[The data]

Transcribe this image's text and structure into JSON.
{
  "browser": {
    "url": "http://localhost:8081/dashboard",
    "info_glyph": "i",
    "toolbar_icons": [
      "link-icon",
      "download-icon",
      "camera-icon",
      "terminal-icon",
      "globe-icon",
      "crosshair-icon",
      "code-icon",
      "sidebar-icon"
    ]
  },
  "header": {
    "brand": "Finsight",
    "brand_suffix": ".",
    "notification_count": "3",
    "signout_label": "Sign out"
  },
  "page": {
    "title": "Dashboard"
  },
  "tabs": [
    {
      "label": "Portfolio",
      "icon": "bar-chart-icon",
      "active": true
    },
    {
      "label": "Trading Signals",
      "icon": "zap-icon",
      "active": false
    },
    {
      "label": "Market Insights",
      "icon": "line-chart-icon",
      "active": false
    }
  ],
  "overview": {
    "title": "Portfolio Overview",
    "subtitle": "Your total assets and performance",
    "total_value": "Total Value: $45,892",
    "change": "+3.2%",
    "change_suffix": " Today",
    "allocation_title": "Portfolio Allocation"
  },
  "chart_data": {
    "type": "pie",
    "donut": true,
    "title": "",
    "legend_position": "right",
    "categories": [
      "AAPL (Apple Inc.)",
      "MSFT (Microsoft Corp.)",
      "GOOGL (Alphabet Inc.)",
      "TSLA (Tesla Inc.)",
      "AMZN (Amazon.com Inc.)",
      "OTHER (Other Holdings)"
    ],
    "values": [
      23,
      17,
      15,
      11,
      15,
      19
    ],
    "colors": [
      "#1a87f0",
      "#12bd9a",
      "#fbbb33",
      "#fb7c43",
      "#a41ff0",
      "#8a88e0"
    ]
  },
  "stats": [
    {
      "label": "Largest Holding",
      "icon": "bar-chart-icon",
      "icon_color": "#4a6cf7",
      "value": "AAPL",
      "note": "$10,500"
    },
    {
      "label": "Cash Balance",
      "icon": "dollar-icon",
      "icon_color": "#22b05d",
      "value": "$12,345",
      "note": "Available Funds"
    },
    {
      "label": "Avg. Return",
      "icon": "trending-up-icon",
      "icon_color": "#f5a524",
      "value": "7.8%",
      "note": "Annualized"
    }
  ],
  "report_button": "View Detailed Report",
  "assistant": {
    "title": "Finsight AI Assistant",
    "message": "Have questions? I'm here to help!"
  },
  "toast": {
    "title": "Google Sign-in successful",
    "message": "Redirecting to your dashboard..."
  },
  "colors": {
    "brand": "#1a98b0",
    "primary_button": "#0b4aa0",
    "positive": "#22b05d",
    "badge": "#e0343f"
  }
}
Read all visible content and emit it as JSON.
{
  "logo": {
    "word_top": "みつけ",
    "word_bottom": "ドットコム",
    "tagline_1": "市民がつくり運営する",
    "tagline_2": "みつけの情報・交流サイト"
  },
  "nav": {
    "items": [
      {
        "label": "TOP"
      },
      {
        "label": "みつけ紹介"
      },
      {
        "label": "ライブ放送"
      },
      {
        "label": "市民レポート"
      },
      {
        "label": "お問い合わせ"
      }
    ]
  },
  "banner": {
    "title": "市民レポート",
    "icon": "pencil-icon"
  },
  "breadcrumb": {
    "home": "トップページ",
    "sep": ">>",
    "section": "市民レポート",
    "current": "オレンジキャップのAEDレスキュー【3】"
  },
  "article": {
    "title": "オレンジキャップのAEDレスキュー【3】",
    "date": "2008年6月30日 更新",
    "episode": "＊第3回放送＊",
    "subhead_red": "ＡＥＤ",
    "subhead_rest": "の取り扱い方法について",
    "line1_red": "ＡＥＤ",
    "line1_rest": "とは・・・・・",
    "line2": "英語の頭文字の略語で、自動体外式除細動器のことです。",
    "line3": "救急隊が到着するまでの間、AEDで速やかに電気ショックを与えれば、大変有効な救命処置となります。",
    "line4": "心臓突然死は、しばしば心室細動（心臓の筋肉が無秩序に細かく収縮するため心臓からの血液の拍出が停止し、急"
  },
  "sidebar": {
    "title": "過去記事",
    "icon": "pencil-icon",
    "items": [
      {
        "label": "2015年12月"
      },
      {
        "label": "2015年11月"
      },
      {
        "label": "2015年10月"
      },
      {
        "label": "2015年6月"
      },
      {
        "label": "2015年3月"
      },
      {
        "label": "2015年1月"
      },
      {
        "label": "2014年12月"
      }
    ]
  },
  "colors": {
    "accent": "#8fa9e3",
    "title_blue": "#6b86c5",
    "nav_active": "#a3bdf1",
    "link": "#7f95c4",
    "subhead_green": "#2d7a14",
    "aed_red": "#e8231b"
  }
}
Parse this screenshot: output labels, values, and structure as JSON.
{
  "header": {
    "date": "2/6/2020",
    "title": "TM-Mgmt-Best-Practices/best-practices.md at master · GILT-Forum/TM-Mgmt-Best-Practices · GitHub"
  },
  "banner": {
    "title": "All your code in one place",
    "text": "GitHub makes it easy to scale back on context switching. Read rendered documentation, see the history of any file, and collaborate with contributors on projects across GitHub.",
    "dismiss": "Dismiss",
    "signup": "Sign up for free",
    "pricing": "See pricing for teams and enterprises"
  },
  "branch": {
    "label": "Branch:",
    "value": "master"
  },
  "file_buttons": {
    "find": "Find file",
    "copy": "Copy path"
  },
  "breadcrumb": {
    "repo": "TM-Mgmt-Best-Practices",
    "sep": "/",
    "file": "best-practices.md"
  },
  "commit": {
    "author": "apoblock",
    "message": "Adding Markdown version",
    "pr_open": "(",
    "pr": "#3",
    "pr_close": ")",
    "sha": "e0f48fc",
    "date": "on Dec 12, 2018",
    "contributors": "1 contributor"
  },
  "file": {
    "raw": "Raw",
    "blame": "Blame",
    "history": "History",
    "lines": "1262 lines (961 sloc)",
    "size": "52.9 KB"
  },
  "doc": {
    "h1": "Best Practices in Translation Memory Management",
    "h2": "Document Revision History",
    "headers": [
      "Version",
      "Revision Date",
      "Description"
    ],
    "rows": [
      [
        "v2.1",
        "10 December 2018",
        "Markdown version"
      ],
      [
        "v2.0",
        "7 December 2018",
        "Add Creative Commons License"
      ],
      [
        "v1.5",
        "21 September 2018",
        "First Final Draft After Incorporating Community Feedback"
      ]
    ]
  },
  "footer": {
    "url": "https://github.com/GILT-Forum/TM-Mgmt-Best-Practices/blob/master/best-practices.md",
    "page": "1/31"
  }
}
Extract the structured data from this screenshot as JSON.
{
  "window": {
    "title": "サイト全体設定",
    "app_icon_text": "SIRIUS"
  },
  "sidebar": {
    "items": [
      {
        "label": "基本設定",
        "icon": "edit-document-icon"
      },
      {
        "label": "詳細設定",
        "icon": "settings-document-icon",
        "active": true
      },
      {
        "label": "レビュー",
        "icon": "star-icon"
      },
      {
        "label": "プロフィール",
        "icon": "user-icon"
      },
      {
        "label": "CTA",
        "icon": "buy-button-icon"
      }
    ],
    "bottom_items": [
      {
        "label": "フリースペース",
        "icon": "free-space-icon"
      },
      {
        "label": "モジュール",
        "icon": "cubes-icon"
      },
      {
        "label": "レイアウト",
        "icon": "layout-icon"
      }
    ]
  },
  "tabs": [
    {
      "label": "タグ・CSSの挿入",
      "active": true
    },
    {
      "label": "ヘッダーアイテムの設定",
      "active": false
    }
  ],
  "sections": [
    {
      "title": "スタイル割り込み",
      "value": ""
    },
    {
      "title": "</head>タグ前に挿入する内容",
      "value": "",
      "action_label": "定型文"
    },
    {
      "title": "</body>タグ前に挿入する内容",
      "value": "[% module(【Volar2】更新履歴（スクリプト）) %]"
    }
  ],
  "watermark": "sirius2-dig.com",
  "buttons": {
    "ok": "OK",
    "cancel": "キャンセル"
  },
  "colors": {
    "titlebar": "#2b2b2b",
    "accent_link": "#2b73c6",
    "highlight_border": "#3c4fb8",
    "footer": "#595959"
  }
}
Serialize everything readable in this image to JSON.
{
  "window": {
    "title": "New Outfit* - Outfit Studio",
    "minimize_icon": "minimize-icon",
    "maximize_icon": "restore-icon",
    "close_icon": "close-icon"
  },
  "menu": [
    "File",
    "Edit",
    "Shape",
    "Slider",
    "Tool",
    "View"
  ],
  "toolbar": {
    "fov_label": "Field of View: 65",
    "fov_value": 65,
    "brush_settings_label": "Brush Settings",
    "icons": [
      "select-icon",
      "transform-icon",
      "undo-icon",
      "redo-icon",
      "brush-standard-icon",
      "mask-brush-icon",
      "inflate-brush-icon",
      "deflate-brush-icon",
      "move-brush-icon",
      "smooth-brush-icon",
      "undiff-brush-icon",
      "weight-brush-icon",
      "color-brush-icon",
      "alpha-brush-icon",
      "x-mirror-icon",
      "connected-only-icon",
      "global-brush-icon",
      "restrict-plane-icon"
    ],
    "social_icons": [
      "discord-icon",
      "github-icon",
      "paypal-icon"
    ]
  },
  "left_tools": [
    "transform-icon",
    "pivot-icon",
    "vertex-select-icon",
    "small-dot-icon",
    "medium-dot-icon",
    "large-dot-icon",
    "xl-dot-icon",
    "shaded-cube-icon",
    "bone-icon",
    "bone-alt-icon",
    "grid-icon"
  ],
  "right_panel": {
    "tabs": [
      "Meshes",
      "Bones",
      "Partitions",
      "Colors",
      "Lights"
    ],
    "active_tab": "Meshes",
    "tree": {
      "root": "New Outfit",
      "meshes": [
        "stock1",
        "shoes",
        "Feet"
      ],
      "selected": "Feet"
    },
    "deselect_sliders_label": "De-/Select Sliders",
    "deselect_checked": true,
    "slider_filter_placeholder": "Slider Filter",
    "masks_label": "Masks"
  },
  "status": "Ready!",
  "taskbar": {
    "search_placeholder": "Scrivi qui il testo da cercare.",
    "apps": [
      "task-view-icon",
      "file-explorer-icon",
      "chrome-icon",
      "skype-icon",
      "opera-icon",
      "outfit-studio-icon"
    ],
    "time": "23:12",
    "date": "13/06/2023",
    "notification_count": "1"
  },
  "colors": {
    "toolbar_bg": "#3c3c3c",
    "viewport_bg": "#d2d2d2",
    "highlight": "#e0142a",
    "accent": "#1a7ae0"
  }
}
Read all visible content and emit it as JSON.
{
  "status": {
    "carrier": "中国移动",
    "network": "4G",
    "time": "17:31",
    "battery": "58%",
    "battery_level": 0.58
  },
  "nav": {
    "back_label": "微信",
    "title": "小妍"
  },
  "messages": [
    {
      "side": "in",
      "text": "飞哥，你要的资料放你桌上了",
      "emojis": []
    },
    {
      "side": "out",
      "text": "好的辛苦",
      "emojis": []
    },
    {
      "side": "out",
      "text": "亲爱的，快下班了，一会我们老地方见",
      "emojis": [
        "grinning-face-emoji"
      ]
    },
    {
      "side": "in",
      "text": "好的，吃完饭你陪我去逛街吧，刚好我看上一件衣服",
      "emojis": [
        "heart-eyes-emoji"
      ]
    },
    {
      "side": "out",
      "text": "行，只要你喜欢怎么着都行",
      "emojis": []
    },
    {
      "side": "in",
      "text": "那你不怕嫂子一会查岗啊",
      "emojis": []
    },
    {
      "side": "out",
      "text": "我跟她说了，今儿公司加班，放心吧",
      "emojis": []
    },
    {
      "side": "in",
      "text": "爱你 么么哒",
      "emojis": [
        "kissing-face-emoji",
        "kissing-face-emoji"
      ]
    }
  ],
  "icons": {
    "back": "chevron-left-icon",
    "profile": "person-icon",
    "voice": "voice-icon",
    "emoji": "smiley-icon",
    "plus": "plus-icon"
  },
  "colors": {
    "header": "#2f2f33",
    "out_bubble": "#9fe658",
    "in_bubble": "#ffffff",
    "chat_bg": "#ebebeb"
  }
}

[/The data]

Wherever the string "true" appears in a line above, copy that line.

      "active": true
    "donut": true,
        "active": true
      "active": true
    "deselect_checked": true,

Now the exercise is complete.